PROMPT:
In the records below, some lines hold the word "icon". Copy each of those lines.

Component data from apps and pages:
:::

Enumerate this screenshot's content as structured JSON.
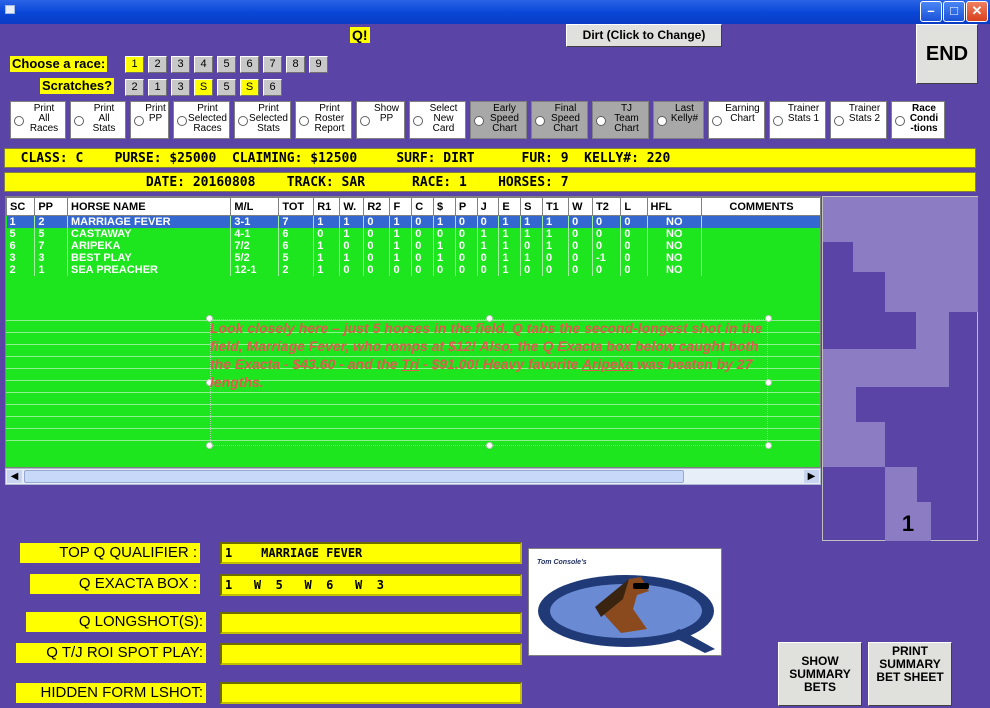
{
  "window": {
    "minimize_icon": "minimize-icon",
    "maximize_icon": "maximize-icon",
    "close_icon": "close-icon"
  },
  "header": {
    "q_label": "Q!",
    "surface_button": "Dirt (Click to Change)",
    "end_button": "END"
  },
  "race_chooser": {
    "choose_label": "Choose  a race:",
    "races": [
      "1",
      "2",
      "3",
      "4",
      "5",
      "6",
      "7",
      "8",
      "9"
    ],
    "selected_race": "1",
    "scratches_label": "Scratches?",
    "scratches": [
      {
        "label": "2",
        "highlight": false
      },
      {
        "label": "1",
        "highlight": false
      },
      {
        "label": "3",
        "highlight": false
      },
      {
        "label": "S",
        "highlight": true
      },
      {
        "label": "5",
        "highlight": false
      },
      {
        "label": "S",
        "highlight": true
      },
      {
        "label": "6",
        "highlight": false
      }
    ]
  },
  "options": [
    {
      "label": "Print\nAll\nRaces",
      "gray": false
    },
    {
      "label": "Print\nAll\nStats",
      "gray": false
    },
    {
      "label": "Print\nPP",
      "gray": false
    },
    {
      "label": "Print\nSelected\nRaces",
      "gray": false
    },
    {
      "label": "Print\nSelected\nStats",
      "gray": false
    },
    {
      "label": "Print\nRoster\nReport",
      "gray": false
    },
    {
      "label": "Show\nPP",
      "gray": false
    },
    {
      "label": "Select\nNew\nCard",
      "gray": false
    },
    {
      "label": "Early\nSpeed\nChart",
      "gray": true
    },
    {
      "label": "Final\nSpeed\nChart",
      "gray": true
    },
    {
      "label": "TJ\nTeam\nChart",
      "gray": true
    },
    {
      "label": "Last\nKelly#",
      "gray": true
    },
    {
      "label": "Earning\nChart",
      "gray": false
    },
    {
      "label": "Trainer\nStats 1",
      "gray": false
    },
    {
      "label": "Trainer\nStats 2",
      "gray": false
    },
    {
      "label": "Race\nCondi\n-tions",
      "gray": false
    }
  ],
  "info1": "  CLASS: C    PURSE: $25000  CLAIMING: $12500     SURF: DIRT      FUR: 9  KELLY#: 220",
  "info2": "                  DATE: 20160808    TRACK: SAR      RACE: 1    HORSES: 7",
  "table": {
    "columns": [
      "SC",
      "PP",
      "HORSE NAME",
      "M/L",
      "TOT",
      "R1",
      "W.",
      "R2",
      "F",
      "C",
      "$",
      "P",
      "J",
      "E",
      "S",
      "T1",
      "W",
      "T2",
      "L",
      "HFL",
      "COMMENTS"
    ],
    "rows": [
      [
        "1",
        "2",
        "MARRIAGE FEVER",
        "3-1",
        "7",
        "1",
        "1",
        "0",
        "1",
        "0",
        "1",
        "0",
        "0",
        "1",
        "1",
        "1",
        "0",
        "0",
        "0",
        "NO",
        ""
      ],
      [
        "5",
        "5",
        "CASTAWAY",
        "4-1",
        "6",
        "0",
        "1",
        "0",
        "1",
        "0",
        "0",
        "0",
        "1",
        "1",
        "1",
        "1",
        "0",
        "0",
        "0",
        "NO",
        ""
      ],
      [
        "6",
        "7",
        "ARIPEKA",
        "7/2",
        "6",
        "1",
        "0",
        "0",
        "1",
        "0",
        "1",
        "0",
        "1",
        "1",
        "0",
        "1",
        "0",
        "0",
        "0",
        "NO",
        ""
      ],
      [
        "3",
        "3",
        "BEST PLAY",
        "5/2",
        "5",
        "1",
        "1",
        "0",
        "1",
        "0",
        "1",
        "0",
        "0",
        "1",
        "1",
        "0",
        "0",
        "-1",
        "0",
        "NO",
        ""
      ],
      [
        "2",
        "1",
        "SEA PREACHER",
        "12-1",
        "2",
        "1",
        "0",
        "0",
        "0",
        "0",
        "0",
        "0",
        "0",
        "1",
        "0",
        "0",
        "0",
        "0",
        "0",
        "NO",
        ""
      ]
    ]
  },
  "note": {
    "p1": "Look closely here – just 5 horses in the field.  Q tabs the second-longest shot in the field, Marriage Fever, who romps at $12!  Also, the Q Exacta box below caught both the Exacta - $43.60 - and the ",
    "tri": "Tri",
    "p2": " - $91.00!  Heavy favorite ",
    "aripeka": "Aripeka",
    "p3": " was beaten by 27 lengths."
  },
  "right_panel": {
    "number": "1"
  },
  "bottom": {
    "top_q_label": "TOP Q QUALIFIER :",
    "top_q_value": "1    MARRIAGE FEVER",
    "exacta_label": "Q EXACTA BOX :",
    "exacta_value": "1   W  5   W  6   W  3",
    "longshot_label": "Q LONGSHOT(S):",
    "longshot_value": "",
    "tj_label": "Q T/J  ROI SPOT PLAY:",
    "tj_value": "",
    "hidden_label": "HIDDEN FORM LSHOT:",
    "hidden_value": "",
    "logo_caption": "Tom Console's",
    "show_summary": "SHOW SUMMARY BETS",
    "print_summary": "PRINT SUMMARY BET SHEET"
  }
}
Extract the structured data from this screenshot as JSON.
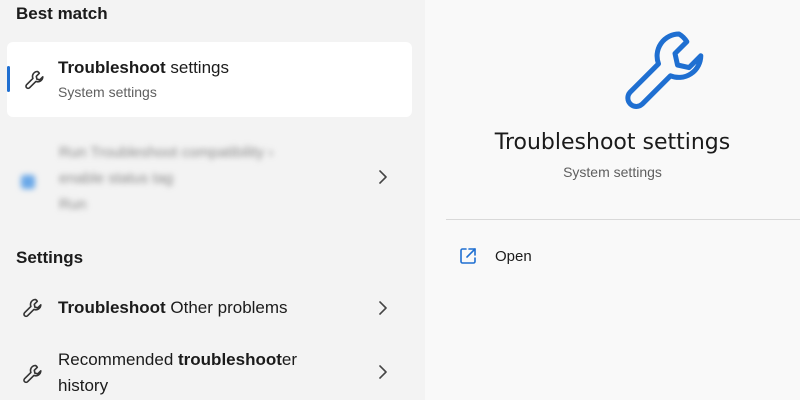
{
  "best_match": {
    "heading": "Best match",
    "item": {
      "title_bold": "Troubleshoot",
      "title_rest": " settings",
      "subtitle": "System settings",
      "icon": "wrench-icon"
    }
  },
  "blurred_result": {
    "line1": "Run Troubleshoot compatibility ›",
    "line2": "enable status tag",
    "line3": "Run"
  },
  "settings_section": {
    "heading": "Settings",
    "items": [
      {
        "pre": "",
        "bold": "Troubleshoot",
        "post": " Other problems",
        "icon": "wrench-icon"
      },
      {
        "pre": "Recommended ",
        "bold": "troubleshoot",
        "post": "er",
        "line2": "history",
        "icon": "wrench-icon"
      }
    ]
  },
  "detail": {
    "title": "Troubleshoot settings",
    "subtitle": "System settings",
    "icon": "wrench-icon",
    "accent_color": "#1f6fd1",
    "actions": [
      {
        "label": "Open",
        "icon": "open-external-icon"
      }
    ]
  }
}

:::

EXERCISE RESULT:
    "minimize_icon": "minimize-icon",
    "maximize_icon": "maximize-icon",
    "close_icon": "close-icon"
      "icon": "wrench-icon"
        "icon": "wrench-icon"
        "icon": "wrench-icon"
    "icon": "wrench-icon",
        "icon": "open-external-icon"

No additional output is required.